▸ **Problem requirements**: In the entries below, find every line holding the string "value" and collect it.
---------- Material supplied ----------
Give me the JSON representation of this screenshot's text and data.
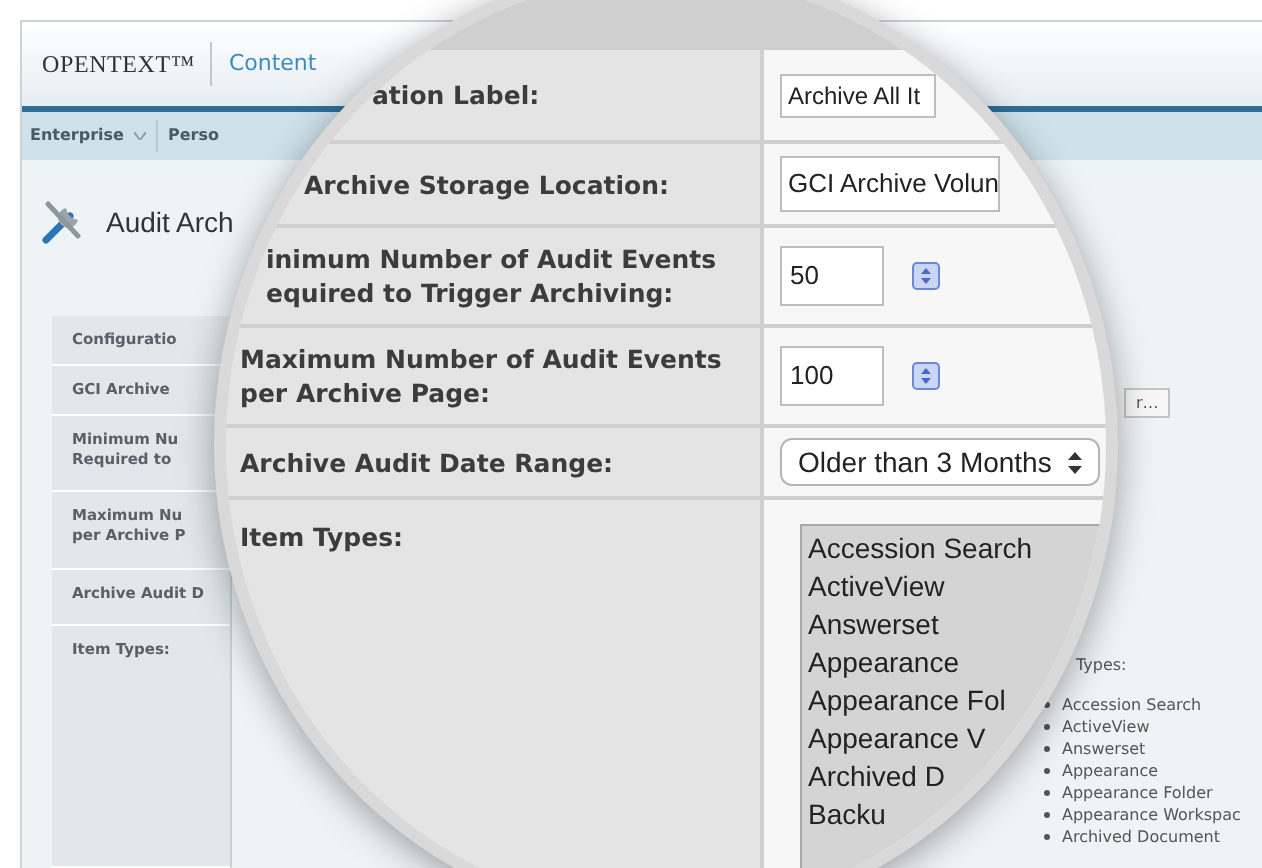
{
  "header": {
    "brand": "OPENTEXT™",
    "product": "Content"
  },
  "nav": [
    {
      "label": "Enterprise",
      "dropdown": true
    },
    {
      "label": "Perso",
      "dropdown": false
    }
  ],
  "page_title": "Audit Arch",
  "background_form": {
    "labels": [
      "Configuratio",
      "GCI Archive",
      "Minimum Nu\nRequired to",
      "Maximum Nu\nper Archive P",
      "Archive Audit D",
      "Item Types:"
    ],
    "button": "r…",
    "item_types_heading": "Types:",
    "item_types": [
      "Accession Search",
      "ActiveView",
      "Answerset",
      "Appearance",
      "Appearance Folder",
      "Appearance Workspac",
      "Archived Document"
    ]
  },
  "magnifier": {
    "rows": [
      {
        "label": "ation Label:",
        "kind": "text",
        "value": "Archive All It"
      },
      {
        "label": "Archive Storage Location:",
        "kind": "text",
        "value": "GCI Archive Volun"
      },
      {
        "label": "inimum Number of Audit Events\nequired to Trigger Archiving:",
        "kind": "number",
        "value": "50"
      },
      {
        "label": "Maximum Number of Audit Events\nper Archive Page:",
        "kind": "number",
        "value": "100"
      },
      {
        "label": "Archive Audit Date Range:",
        "kind": "select",
        "value": "Older than 3 Months"
      },
      {
        "label": "Item Types:",
        "kind": "list",
        "items": [
          "Accession Search",
          "ActiveView",
          "Answerset",
          "Appearance",
          "Appearance Fol",
          "Appearance V",
          "Archived D",
          "Backu"
        ]
      }
    ]
  }
}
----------
▸ **Solution to the problem**:
        "value": "Archive All It"
        "value": "GCI Archive Volun"
        "value": "50"
        "value": "100"
        "value": "Older than 3 Months"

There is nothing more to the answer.